Safe, Drug Free Ways To Soothe Your Pet’s Stress
The Thundershirt. The ThunderShirt leverages the age-old principle of swaddling an infant to promote calming reassurance. Simply fasten this snug, stretchy shirt around your pet’s ribcage. During anxious episodes of panting or hyperventilation, it provides ongoing sensory feedback that suppresses this common panic response. ( Thundershirt.com )
Music or ASMR. As a musician, I can attest firsthand that deep, resonant tones often work wonders on a nervous pup. You can also try leveraging something called ASMR (Autonomous Sensory Meridian Response), which is promoted by many hypnotists and human sleep therapists. ASMR is a subjective, perceptual phenomenon characterized by a distinct calming or scalp- tingling sensation in response to quiet, seemingly mundane sound triggers. Certain pets appear especially receptive, and may even be lulled to sleep. To gauge effectiveness, try playing low, calming music or ASMR audio with your dog in the room. Use a meditation CD, or visit YouTube to access ASMR recordings by reputable “ASMRtists” such as The Waterwhispers.

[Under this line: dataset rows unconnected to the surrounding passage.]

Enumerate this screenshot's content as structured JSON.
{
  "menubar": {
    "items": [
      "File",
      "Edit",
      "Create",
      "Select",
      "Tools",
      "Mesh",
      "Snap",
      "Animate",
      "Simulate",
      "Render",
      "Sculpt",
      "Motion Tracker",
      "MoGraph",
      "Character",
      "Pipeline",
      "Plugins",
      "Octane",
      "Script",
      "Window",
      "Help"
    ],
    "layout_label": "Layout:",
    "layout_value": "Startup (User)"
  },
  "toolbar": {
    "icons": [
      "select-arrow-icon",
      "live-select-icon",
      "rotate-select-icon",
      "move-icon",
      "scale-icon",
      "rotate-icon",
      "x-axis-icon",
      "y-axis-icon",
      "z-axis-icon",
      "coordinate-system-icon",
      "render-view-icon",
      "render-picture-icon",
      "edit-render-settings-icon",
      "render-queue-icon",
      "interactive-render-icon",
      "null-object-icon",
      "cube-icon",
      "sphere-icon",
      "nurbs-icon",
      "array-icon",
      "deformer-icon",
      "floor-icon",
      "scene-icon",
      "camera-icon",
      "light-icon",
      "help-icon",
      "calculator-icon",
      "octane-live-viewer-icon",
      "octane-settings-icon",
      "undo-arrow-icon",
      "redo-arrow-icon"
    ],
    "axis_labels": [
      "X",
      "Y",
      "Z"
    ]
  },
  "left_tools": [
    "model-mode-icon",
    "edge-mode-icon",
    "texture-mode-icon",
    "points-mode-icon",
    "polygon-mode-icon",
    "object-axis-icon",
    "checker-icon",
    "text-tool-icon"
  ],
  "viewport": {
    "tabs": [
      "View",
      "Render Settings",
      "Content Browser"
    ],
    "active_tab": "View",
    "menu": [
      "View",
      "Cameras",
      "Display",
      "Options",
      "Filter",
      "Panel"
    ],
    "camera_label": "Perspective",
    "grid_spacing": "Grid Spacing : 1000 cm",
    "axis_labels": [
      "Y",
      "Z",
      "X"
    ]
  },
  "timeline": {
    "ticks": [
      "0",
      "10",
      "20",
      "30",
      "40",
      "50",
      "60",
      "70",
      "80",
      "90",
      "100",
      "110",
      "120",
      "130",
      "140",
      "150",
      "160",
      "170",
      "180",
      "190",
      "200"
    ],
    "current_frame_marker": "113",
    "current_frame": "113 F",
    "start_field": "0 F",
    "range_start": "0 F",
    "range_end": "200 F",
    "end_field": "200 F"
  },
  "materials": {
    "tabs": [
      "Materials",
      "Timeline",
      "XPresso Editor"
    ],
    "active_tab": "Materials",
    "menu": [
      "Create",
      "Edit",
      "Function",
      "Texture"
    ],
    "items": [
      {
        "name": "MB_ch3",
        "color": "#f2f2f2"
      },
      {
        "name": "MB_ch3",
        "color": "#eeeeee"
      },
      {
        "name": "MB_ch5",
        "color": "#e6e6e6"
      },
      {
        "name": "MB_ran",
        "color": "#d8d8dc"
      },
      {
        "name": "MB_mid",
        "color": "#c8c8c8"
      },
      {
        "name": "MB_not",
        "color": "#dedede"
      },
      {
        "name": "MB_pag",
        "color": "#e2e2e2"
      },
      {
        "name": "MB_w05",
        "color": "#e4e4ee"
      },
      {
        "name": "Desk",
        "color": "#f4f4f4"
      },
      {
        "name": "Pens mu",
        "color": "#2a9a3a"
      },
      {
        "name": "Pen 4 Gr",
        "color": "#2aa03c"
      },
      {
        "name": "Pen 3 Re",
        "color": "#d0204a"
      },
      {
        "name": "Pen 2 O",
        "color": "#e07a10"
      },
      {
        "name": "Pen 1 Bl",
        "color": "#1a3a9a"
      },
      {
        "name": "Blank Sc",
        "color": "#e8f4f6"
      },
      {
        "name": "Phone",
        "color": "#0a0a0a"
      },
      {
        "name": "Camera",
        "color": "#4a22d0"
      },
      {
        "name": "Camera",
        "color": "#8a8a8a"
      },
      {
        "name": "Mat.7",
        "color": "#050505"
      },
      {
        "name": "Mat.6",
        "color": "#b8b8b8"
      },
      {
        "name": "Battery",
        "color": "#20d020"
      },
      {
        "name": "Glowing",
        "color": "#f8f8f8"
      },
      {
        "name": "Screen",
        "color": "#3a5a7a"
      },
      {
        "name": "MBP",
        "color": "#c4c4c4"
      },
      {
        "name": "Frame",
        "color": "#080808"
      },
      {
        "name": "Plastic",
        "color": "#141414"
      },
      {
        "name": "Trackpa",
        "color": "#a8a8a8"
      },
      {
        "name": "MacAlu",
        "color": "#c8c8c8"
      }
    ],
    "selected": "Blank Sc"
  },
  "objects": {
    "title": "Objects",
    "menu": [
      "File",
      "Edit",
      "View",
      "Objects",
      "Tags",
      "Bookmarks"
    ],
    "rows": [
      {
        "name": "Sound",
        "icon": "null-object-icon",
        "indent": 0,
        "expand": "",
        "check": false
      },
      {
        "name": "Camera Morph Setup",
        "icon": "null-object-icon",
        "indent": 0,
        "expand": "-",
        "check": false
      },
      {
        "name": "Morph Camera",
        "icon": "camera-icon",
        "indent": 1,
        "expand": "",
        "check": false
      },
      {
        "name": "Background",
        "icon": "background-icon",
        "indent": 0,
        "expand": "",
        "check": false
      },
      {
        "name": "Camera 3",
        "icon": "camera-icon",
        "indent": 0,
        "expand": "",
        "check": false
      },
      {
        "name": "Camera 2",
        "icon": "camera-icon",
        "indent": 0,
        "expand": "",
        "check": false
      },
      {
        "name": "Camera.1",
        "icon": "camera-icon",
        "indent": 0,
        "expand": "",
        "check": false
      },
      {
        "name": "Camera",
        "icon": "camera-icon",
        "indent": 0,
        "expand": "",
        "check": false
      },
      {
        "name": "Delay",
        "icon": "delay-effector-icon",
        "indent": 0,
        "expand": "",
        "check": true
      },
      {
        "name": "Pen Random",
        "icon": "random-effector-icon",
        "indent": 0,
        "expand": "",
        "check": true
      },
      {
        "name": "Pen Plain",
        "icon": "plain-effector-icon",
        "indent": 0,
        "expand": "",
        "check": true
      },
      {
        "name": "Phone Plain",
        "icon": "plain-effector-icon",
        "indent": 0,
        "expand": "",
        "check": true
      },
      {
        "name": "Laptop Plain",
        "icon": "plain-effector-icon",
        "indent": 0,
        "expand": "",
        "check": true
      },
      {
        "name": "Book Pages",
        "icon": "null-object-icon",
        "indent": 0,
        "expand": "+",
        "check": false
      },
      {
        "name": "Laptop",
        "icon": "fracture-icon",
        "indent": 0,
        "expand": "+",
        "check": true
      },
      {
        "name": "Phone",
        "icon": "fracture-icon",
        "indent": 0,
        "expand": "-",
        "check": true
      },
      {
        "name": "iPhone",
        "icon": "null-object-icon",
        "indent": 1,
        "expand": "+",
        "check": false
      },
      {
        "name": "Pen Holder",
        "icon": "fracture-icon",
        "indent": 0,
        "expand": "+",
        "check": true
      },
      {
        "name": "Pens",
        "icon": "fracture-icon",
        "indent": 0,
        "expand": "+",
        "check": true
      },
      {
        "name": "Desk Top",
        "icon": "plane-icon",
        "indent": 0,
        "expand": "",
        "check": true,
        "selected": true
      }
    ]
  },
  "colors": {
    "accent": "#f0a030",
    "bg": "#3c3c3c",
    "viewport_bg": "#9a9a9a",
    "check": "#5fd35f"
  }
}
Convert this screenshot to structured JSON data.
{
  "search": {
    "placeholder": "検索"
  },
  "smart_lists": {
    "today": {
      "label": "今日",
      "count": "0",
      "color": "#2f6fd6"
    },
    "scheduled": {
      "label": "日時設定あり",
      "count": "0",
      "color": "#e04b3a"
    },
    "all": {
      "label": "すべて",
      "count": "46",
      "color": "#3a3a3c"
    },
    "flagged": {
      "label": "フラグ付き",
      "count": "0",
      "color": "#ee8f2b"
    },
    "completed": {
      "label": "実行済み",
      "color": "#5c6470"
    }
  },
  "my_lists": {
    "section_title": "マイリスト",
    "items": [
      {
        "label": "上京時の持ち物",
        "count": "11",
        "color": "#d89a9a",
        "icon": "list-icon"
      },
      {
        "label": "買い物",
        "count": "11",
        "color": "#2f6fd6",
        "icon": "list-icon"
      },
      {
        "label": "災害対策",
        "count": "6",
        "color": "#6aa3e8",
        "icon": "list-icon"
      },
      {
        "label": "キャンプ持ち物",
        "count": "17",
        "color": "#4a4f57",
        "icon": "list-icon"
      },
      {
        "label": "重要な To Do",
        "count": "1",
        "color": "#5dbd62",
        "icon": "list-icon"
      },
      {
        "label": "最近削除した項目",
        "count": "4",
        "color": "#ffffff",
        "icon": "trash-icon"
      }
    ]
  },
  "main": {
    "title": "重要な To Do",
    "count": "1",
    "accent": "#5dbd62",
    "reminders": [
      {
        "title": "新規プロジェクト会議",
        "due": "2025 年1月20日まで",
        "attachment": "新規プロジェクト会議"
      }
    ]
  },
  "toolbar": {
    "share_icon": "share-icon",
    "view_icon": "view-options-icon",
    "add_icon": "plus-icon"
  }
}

Calming Sprays. Help create a relaxing environment for your pet by using a calming spray on their bedding or by plugging in a calming spray diffuser. Many cats and dogs experience reduced anxiety and stress after being exposed to these non- sedating sprays, which use soothing scents such as lemongrass, cinnamon, and lavender to encourage relaxation.